Tuesday, July 17, 2018

Read online or download the full update here.

Since the federal government announced the proposed legalization of recreational cannabis in Canada, it has been well known that the plant will be taxed–at approximately $1-a-gram, or a 10% excise duty rate. The government has said that the revenue from this tax will mainly go to the provinces. In its 2017 Fall Economic Statement, the federal government stated that it would implement a cost recovery regime to recover the costs of regulating cannabis–so the public will not bear the costs of government services when they are provided for the main benefit of private parties (i.e., licensed cultivators, processors, nurseries and sellers of cannabis for medical and non-medical purposes). Health Canada has such cost recovery programs for other areas like pharmaceuticals and medical devices. The new cost recovery fees were authorized by a clause in the federal government’s Cannabis Act, which was passed in June, 2018 and will allow legal recreational cannabis use starting October 17, 2018.

On Thursday, July 12, 2018, Health Canada announced four proposed cost recovery fees on licensed cannabis producers. The proposed fees aim to recover the regulatory costs of screening licence applications, reviewing applications for import/export permits, and conducting security screening of key individuals and other general regulatory costs to be charged through an “annual regulatory fee.” This is still a proposal and Health Canada is giving companies and interested parties 30 days to comment on the plan until August 13, 2018. The proposed fees will cover costs borne primarily by Health Canada, which expects to spend about $50 million a year regulating the recreational and medical cannabis industries.  

What is the Significance of These Fees? 

Although Health Canada has proposed four cost recovery fees, it is the fourth fee, the annual regulatory fee, which is the most far reaching and designed to recover general regulatory program costs.

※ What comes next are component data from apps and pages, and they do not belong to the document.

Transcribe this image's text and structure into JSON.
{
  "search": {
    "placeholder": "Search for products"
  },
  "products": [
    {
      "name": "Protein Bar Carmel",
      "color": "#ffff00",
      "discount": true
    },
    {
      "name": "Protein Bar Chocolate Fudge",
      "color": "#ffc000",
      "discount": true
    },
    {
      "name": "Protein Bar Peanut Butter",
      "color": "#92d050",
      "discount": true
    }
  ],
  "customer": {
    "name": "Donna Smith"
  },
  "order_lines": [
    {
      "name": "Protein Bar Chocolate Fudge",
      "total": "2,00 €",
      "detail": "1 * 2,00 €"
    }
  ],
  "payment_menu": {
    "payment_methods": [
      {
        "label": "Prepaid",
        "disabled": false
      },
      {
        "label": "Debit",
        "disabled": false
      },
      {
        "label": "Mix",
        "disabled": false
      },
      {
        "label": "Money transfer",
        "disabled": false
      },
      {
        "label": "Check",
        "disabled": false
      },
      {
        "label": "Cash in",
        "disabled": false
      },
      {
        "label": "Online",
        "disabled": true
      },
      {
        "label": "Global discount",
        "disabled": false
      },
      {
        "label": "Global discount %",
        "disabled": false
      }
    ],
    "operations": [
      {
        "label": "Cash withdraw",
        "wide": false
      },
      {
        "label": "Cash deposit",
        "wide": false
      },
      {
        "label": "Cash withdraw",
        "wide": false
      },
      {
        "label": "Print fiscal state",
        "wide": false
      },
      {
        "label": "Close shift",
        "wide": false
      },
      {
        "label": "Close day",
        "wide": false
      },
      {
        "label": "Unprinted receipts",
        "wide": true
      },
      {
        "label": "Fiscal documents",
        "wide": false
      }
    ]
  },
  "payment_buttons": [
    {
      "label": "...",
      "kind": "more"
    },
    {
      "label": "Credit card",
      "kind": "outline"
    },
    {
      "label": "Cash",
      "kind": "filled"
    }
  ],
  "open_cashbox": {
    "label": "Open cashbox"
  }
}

It is not tied to a specific regulatory process or activity (unlike the other fees) and Health Canada has stated that this fee would be an annual fee of 2.3% of cannabis revenue. A lower fee is proposed for micro-cultivators, micro-processors and nursery license holders with less than $1 million in gross revenue. There is also an exemption from the fee for companies that are industrial hemp producers, analytical laboratories, researchers and medical users licensed to grow their own supply, along with those who hold licenses to produce health products containing cannabis.  

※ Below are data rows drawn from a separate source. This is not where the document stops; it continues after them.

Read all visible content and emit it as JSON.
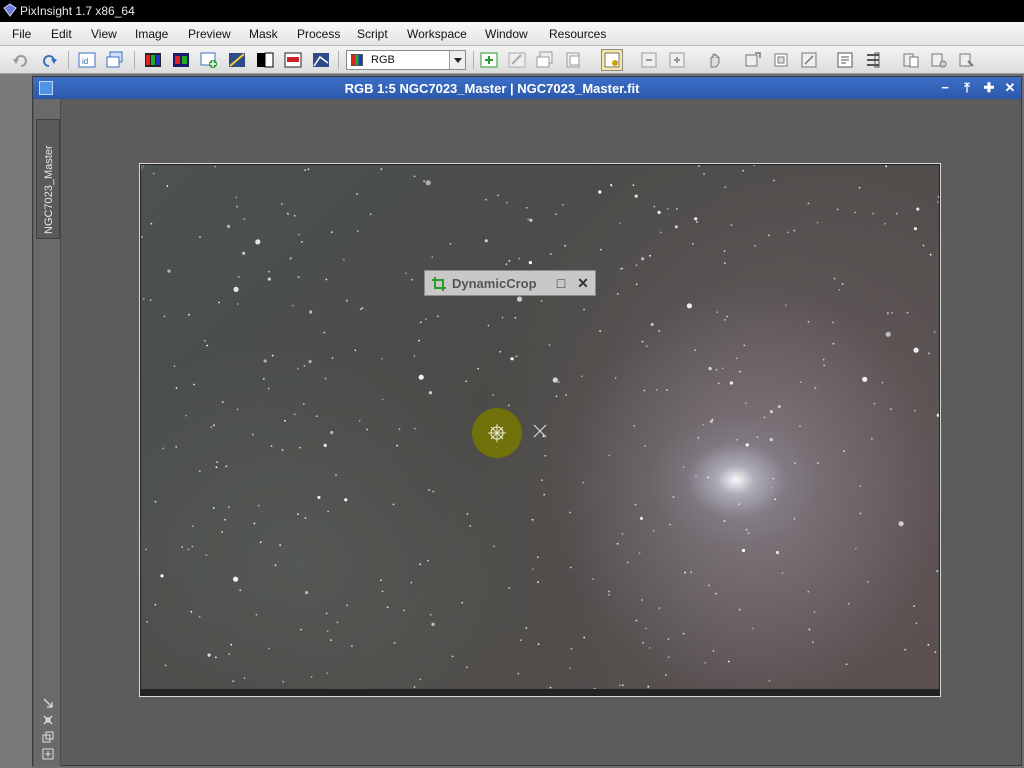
{
  "app": {
    "title": "PixInsight 1.7 x86_64"
  },
  "menu": [
    "File",
    "Edit",
    "View",
    "Image",
    "Preview",
    "Mask",
    "Process",
    "Script",
    "Workspace",
    "Window",
    "Resources"
  ],
  "toolbar": {
    "channel_select": "RGB"
  },
  "document": {
    "title": "RGB 1:5 NGC7023_Master | NGC7023_Master.fit",
    "view_tab": "NGC7023_Master"
  },
  "dynamic_crop": {
    "title": "DynamicCrop"
  },
  "colors": {
    "titlebar_blue": "#2b58ab",
    "cursor_halo": "#787800"
  }
}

In addition to the 10% excise tax on cannabis, the cost recovery fees amount to another layer of tax on certain producers of cannabis. For larger producers, these fees come as a bit of a surprise and may not be factored into their business models. Multi-year agreements have been signed with provincial crown wholesalers, which did not include these significant costs.  

The key concern is that the cost recovery fees will hurt the producers’ ability to eliminate the cannabis black market. An additional fee (really a fancy name for an additional tax) of 2.3%, on top of the 10% excise tax, would likely hinder the ability of licensed cannabis producers to compete with the cannabis black market.

Cannabis businesses will not be allowed to begin or continue operations until the cost recovery fees have been paid in full. While some in the cannabis industry are generally not opposed to the idea of regulatory cost recovery, some industry players are pushing for a deferral of the cost recovery fees until the actual costs of the regulation are known.

If you have any questions with respect to the matters discussed above, please contact Katy Pitch by email at kpitch@wildlaw.ca.

This update is intended as a summary only and should not be regarded or relied upon as advice to any specific client or regarding any specific situation.

If you would like further information regarding the issues discussed in this update or if you wish to discuss any aspect of this commentary, please feel free to contact us.